● What is required: Where a line in the records below contains the string "username", tally it; give only the final number.

● Material shown:

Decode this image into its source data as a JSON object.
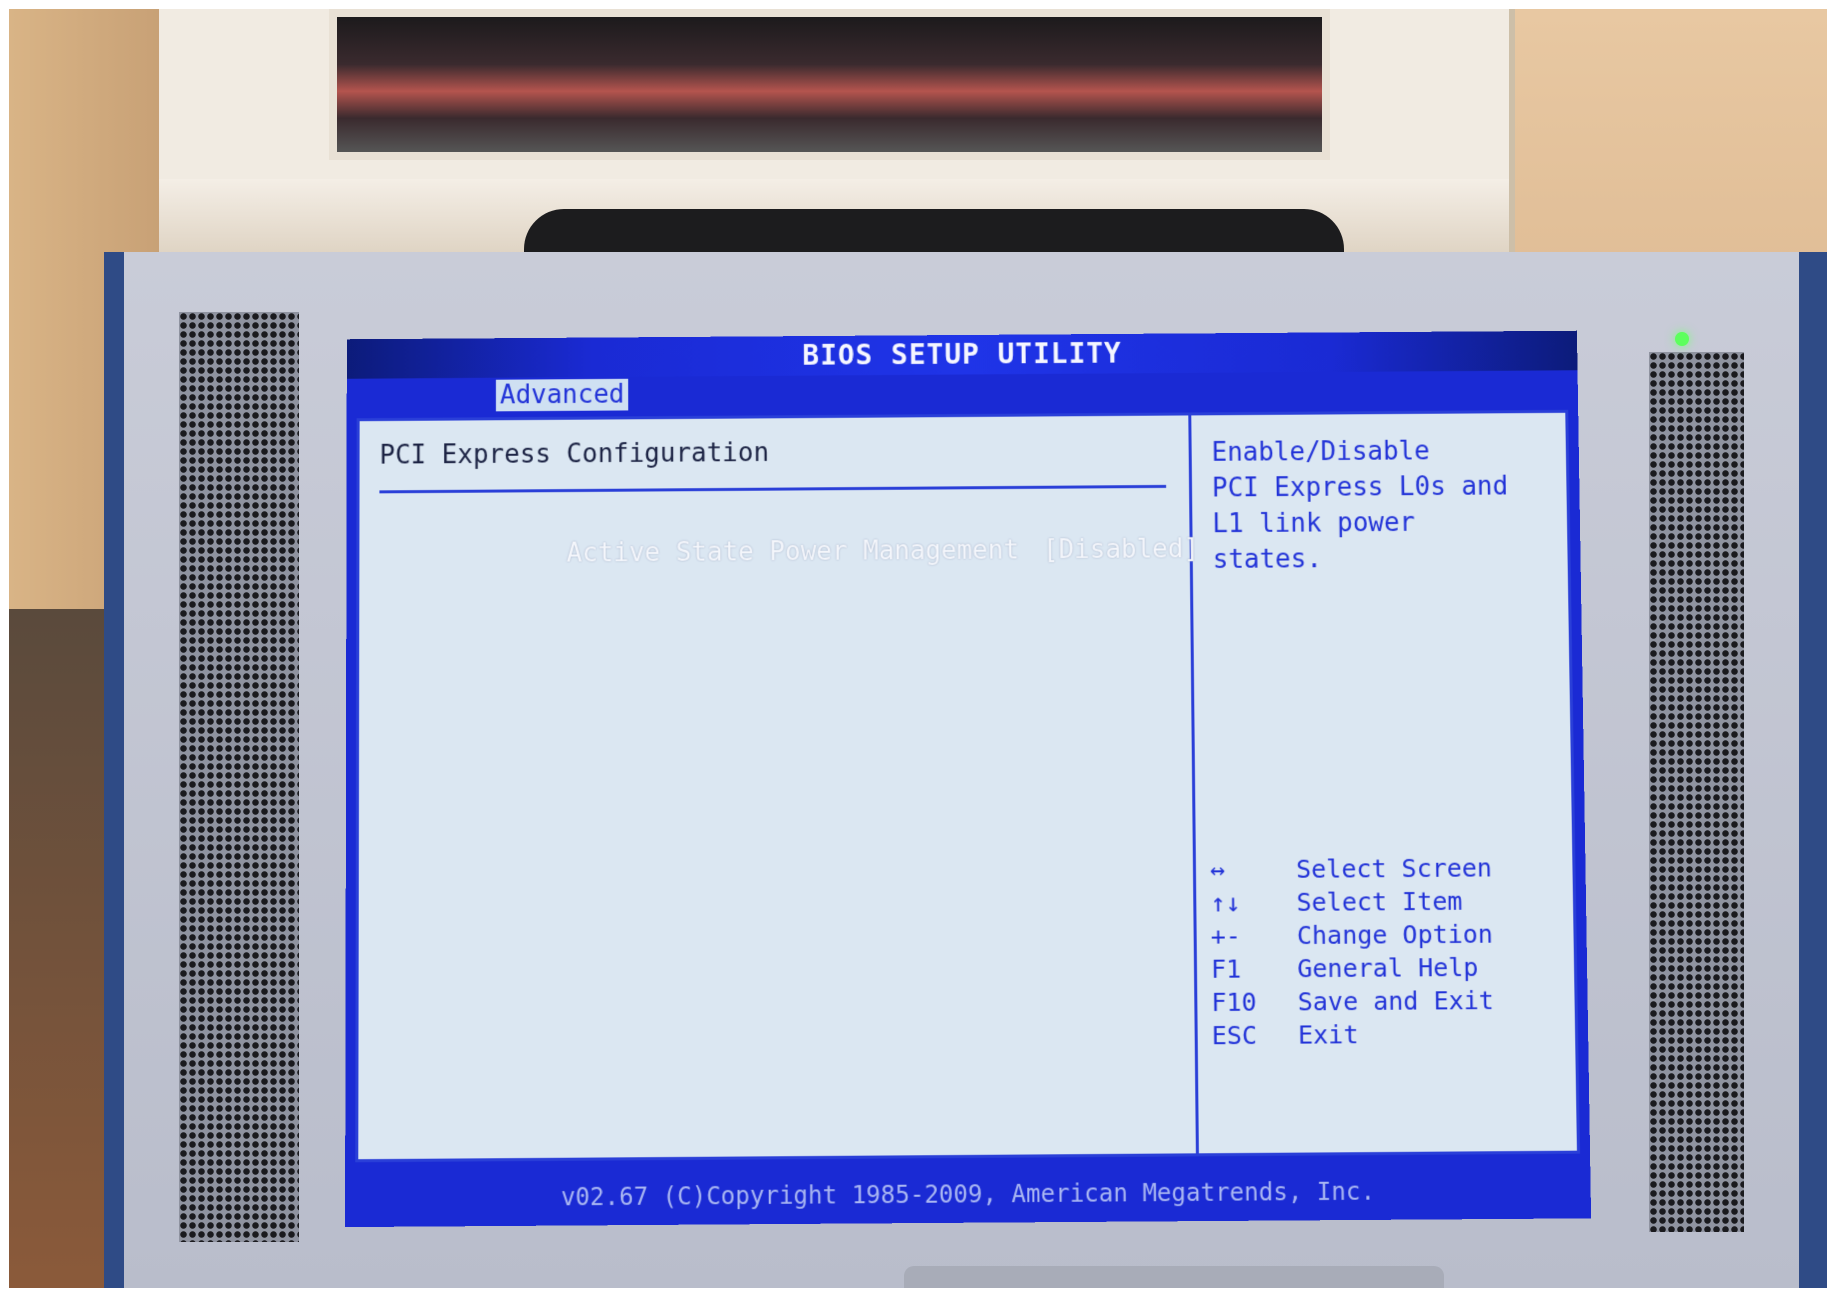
{
  "bios": {
    "title": "BIOS SETUP UTILITY",
    "active_tab": "Advanced",
    "page_title": "PCI Express Configuration",
    "setting": {
      "label": "Active State Power Management",
      "value": "[Disabled]"
    },
    "help_text": "Enable/Disable\nPCI Express L0s and\nL1 link power\nstates.",
    "keys": [
      {
        "key": "↔",
        "action": "Select Screen"
      },
      {
        "key": "↑↓",
        "action": "Select Item"
      },
      {
        "key": "+-",
        "action": "Change Option"
      },
      {
        "key": "F1",
        "action": "General Help"
      },
      {
        "key": "F10",
        "action": "Save and Exit"
      },
      {
        "key": "ESC",
        "action": "Exit"
      }
    ],
    "footer": "v02.67  (C)Copyright 1985-2009, American Megatrends, Inc."
  },
  "colors": {
    "bios_blue": "#1a2ad4",
    "panel_bg": "#dbe7f2",
    "text_blue": "#2233d8",
    "power_led": "#5dff5d"
  }
}
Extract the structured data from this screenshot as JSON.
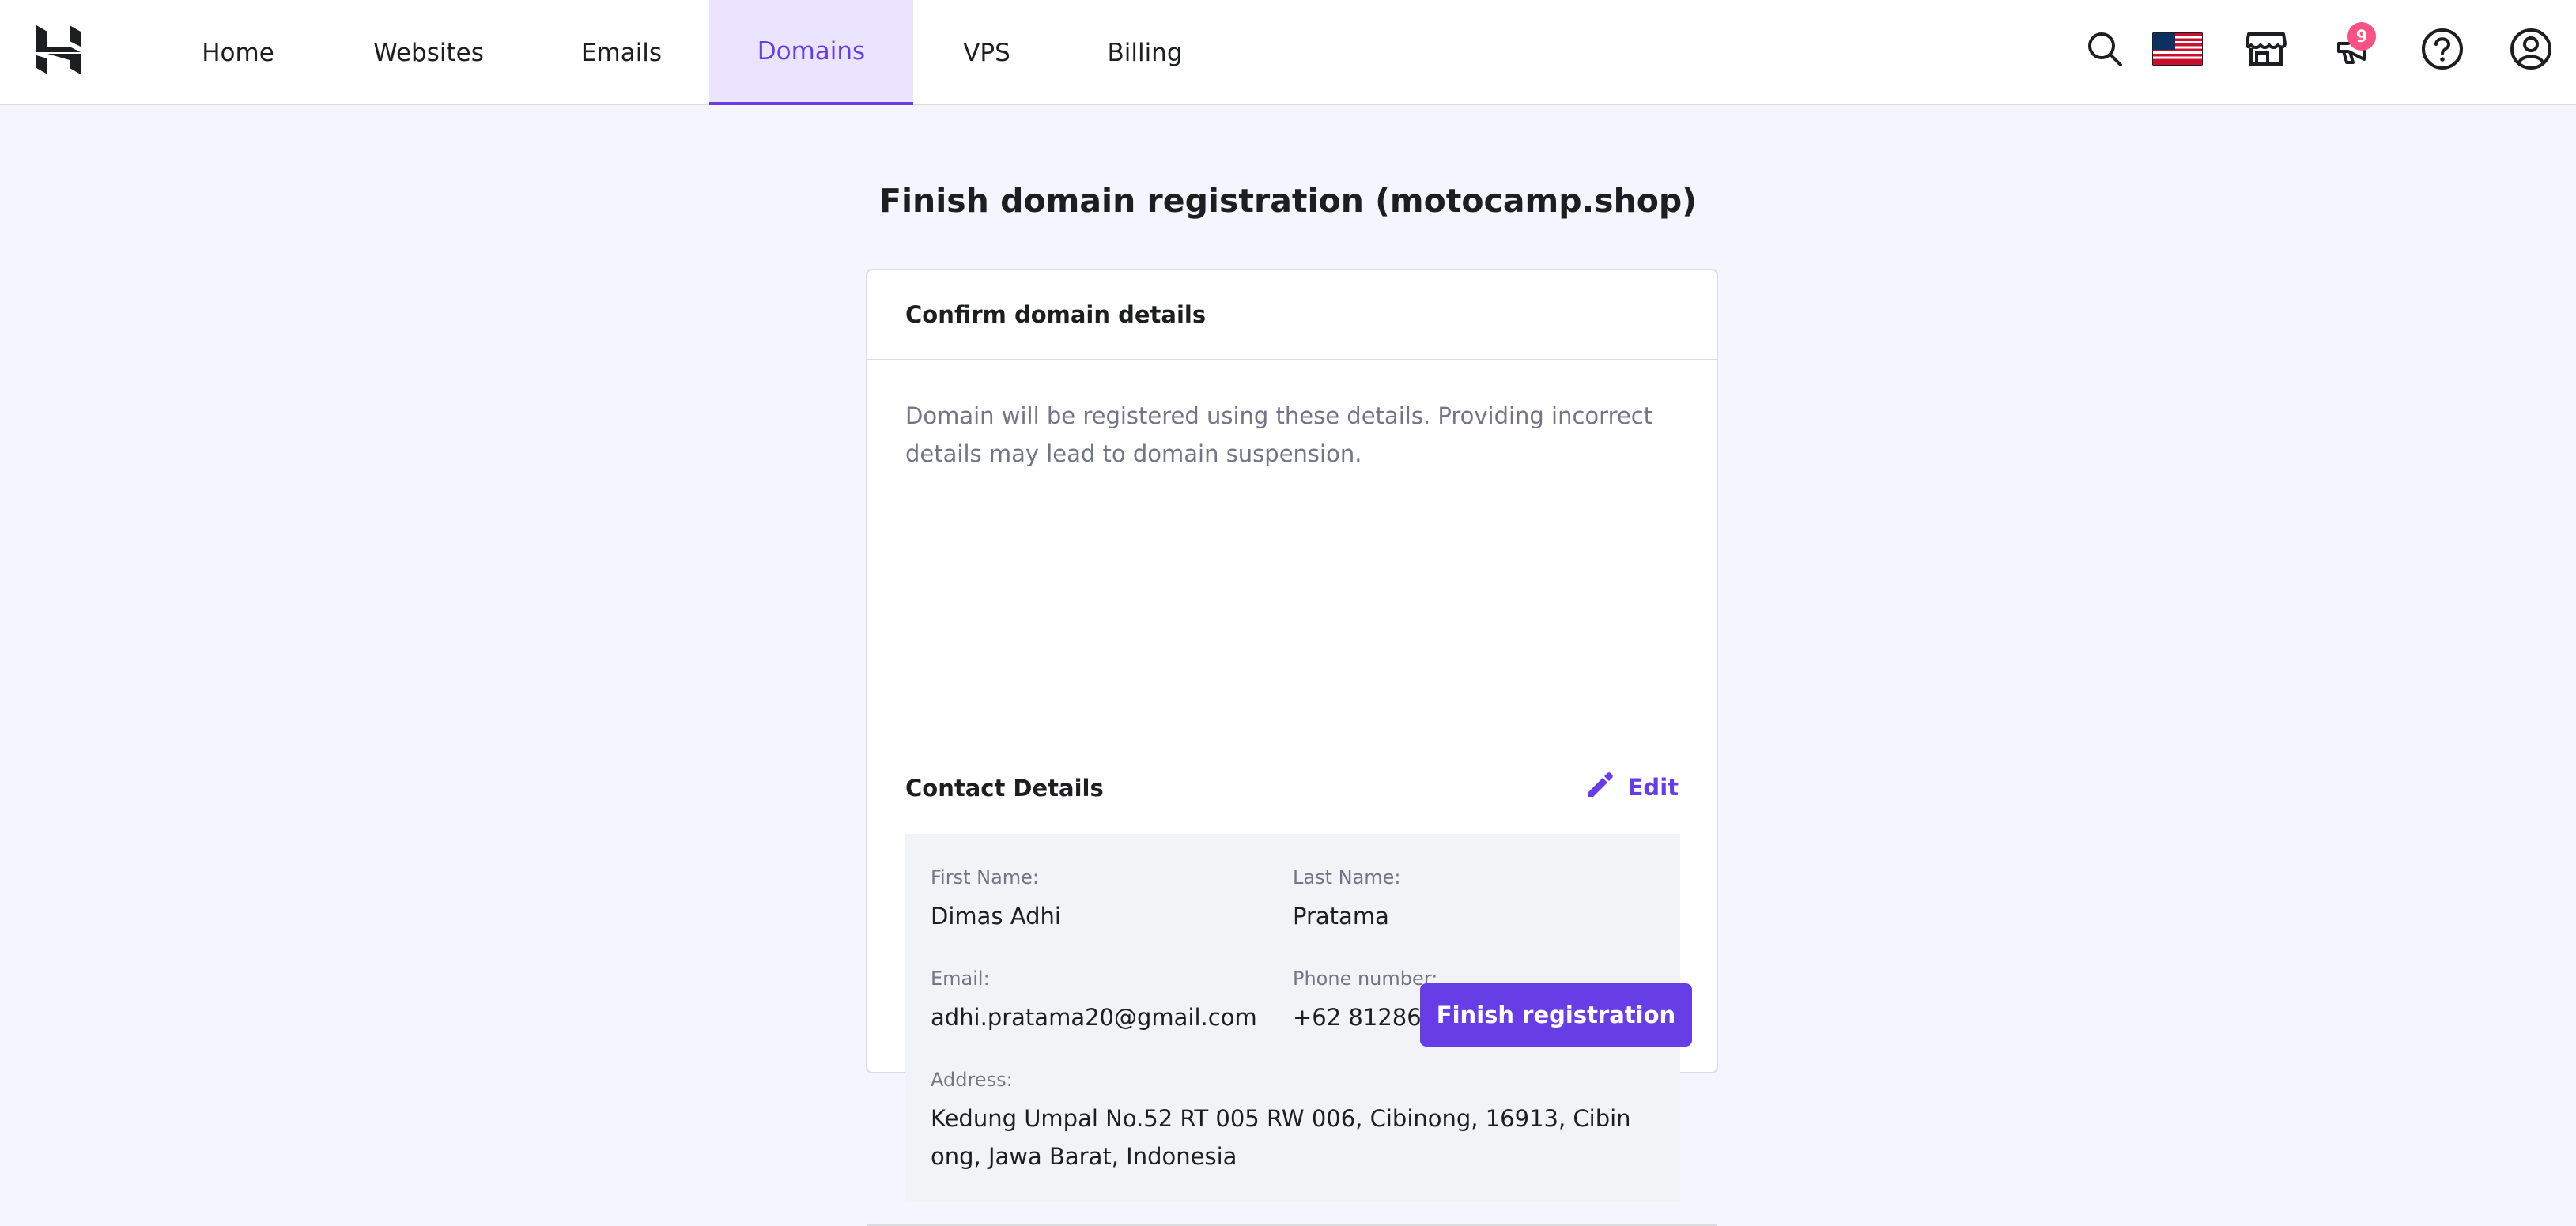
{
  "nav": {
    "items": [
      {
        "label": "Home"
      },
      {
        "label": "Websites"
      },
      {
        "label": "Emails"
      },
      {
        "label": "Domains",
        "active": true
      },
      {
        "label": "VPS"
      },
      {
        "label": "Billing"
      }
    ]
  },
  "header_icons": {
    "notifications_count": "9"
  },
  "page": {
    "title": "Finish domain registration (motocamp.shop)"
  },
  "card": {
    "header": "Confirm domain details",
    "description": "Domain will be registered using these details. Providing incorrect details may lead to domain suspension.",
    "contact_title": "Contact Details",
    "edit_label": "Edit",
    "fields": {
      "first_name_label": "First Name:",
      "first_name": "Dimas Adhi",
      "last_name_label": "Last Name:",
      "last_name": "Pratama",
      "email_label": "Email:",
      "email": "adhi.pratama20@gmail.com",
      "phone_label": "Phone number:",
      "phone": "+62 81286668727",
      "address_label": "Address:",
      "address": "Kedung Umpal No.52 RT 005 RW 006, Cibinong, 16913, Cibinong, Jawa Barat, Indonesia"
    },
    "finish_label": "Finish registration"
  },
  "colors": {
    "accent": "#673de6",
    "background": "#f4f5ff",
    "badge": "#fc5185"
  }
}
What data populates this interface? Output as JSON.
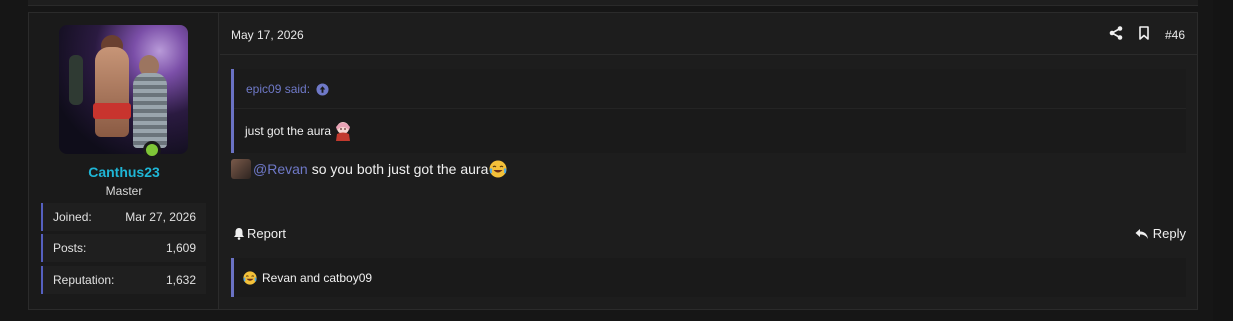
{
  "user": {
    "username": "Canthus23",
    "title": "Master",
    "stats": [
      {
        "label": "Joined:",
        "value": "Mar 27, 2026"
      },
      {
        "label": "Posts:",
        "value": "1,609"
      },
      {
        "label": "Reputation:",
        "value": "1,632"
      }
    ]
  },
  "post": {
    "date": "May 17, 2026",
    "number": "#46",
    "quote": {
      "author": "epic09 said:",
      "text": "just got the aura"
    },
    "reply": {
      "mention": "@Revan",
      "text": "so you both just got the aura"
    },
    "actions": {
      "report": "Report",
      "reply": "Reply"
    },
    "reactions": "Revan and catboy09"
  },
  "colors": {
    "accent": "#6a72c4",
    "username": "#1fb6d6",
    "online": "#7fc637",
    "background": "#1d1d1d"
  }
}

● Answer to this problem: 2